* Entries taken from a collection:
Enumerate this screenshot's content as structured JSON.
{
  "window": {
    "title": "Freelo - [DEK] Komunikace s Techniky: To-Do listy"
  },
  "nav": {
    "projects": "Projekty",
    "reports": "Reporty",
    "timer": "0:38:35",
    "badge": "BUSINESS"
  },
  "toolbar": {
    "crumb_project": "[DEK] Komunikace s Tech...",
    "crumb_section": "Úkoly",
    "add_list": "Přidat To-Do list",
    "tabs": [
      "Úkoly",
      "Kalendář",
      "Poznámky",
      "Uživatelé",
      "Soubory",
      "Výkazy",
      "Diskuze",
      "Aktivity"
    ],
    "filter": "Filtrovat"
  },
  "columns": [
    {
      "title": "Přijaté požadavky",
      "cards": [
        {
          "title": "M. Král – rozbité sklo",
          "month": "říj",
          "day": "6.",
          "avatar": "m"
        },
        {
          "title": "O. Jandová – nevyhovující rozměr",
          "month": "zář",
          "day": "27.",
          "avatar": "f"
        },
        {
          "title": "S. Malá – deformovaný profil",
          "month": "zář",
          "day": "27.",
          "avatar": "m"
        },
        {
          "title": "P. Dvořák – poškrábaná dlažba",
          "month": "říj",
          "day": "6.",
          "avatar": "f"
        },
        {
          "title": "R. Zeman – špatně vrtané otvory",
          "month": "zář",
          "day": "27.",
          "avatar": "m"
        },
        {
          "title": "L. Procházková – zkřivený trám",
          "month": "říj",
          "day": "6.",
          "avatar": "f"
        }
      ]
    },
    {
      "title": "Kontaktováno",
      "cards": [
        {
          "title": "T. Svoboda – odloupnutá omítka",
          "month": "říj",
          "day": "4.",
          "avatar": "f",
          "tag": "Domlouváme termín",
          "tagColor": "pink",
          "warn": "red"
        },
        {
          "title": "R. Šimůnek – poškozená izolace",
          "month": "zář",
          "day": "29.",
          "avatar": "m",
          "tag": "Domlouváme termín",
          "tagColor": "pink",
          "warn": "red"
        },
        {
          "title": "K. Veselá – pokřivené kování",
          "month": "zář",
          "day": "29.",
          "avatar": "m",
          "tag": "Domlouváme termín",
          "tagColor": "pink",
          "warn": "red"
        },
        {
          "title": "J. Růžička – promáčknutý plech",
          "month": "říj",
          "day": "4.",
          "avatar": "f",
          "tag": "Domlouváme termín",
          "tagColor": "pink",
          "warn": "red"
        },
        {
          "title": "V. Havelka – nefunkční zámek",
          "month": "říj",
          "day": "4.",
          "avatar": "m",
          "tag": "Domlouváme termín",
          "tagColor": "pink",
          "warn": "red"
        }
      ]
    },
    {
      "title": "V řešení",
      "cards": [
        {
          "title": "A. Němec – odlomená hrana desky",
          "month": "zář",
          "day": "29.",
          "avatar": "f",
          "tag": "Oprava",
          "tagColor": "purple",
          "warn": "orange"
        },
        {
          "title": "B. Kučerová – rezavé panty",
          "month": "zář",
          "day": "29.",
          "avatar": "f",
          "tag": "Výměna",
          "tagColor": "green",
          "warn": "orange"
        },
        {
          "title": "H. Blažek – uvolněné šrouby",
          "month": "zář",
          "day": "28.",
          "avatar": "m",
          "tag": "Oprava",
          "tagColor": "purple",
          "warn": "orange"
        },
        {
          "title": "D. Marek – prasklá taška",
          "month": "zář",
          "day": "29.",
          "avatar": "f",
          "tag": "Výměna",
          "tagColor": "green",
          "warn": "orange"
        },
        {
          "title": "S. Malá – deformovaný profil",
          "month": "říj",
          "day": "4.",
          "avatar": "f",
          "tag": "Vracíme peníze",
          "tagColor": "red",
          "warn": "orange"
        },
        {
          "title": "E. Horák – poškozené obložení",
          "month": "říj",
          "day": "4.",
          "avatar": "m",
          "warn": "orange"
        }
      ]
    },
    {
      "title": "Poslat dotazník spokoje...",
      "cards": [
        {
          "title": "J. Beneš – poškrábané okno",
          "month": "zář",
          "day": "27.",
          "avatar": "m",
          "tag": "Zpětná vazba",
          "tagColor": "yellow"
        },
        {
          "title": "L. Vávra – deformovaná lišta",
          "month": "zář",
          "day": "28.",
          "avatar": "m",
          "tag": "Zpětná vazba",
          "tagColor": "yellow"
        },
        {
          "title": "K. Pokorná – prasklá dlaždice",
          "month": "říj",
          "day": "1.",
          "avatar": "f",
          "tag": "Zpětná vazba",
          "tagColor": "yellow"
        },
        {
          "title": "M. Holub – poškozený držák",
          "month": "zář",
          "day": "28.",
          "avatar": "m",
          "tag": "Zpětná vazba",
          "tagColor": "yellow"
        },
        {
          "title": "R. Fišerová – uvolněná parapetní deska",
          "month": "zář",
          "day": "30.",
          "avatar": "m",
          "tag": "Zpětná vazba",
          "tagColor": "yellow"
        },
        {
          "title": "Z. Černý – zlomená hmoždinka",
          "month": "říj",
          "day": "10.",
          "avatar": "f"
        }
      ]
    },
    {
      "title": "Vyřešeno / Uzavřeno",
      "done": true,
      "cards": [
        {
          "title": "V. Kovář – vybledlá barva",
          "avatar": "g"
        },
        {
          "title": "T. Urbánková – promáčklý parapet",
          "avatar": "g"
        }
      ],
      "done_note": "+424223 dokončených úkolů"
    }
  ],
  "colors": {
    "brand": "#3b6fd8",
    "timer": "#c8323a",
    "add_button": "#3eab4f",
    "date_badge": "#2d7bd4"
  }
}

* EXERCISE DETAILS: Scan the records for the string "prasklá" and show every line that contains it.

* RESPONSE TO THE EXERCISE:
          "title": "D. Marek – prasklá taška",
          "title": "K. Pokorná – prasklá dlaždice",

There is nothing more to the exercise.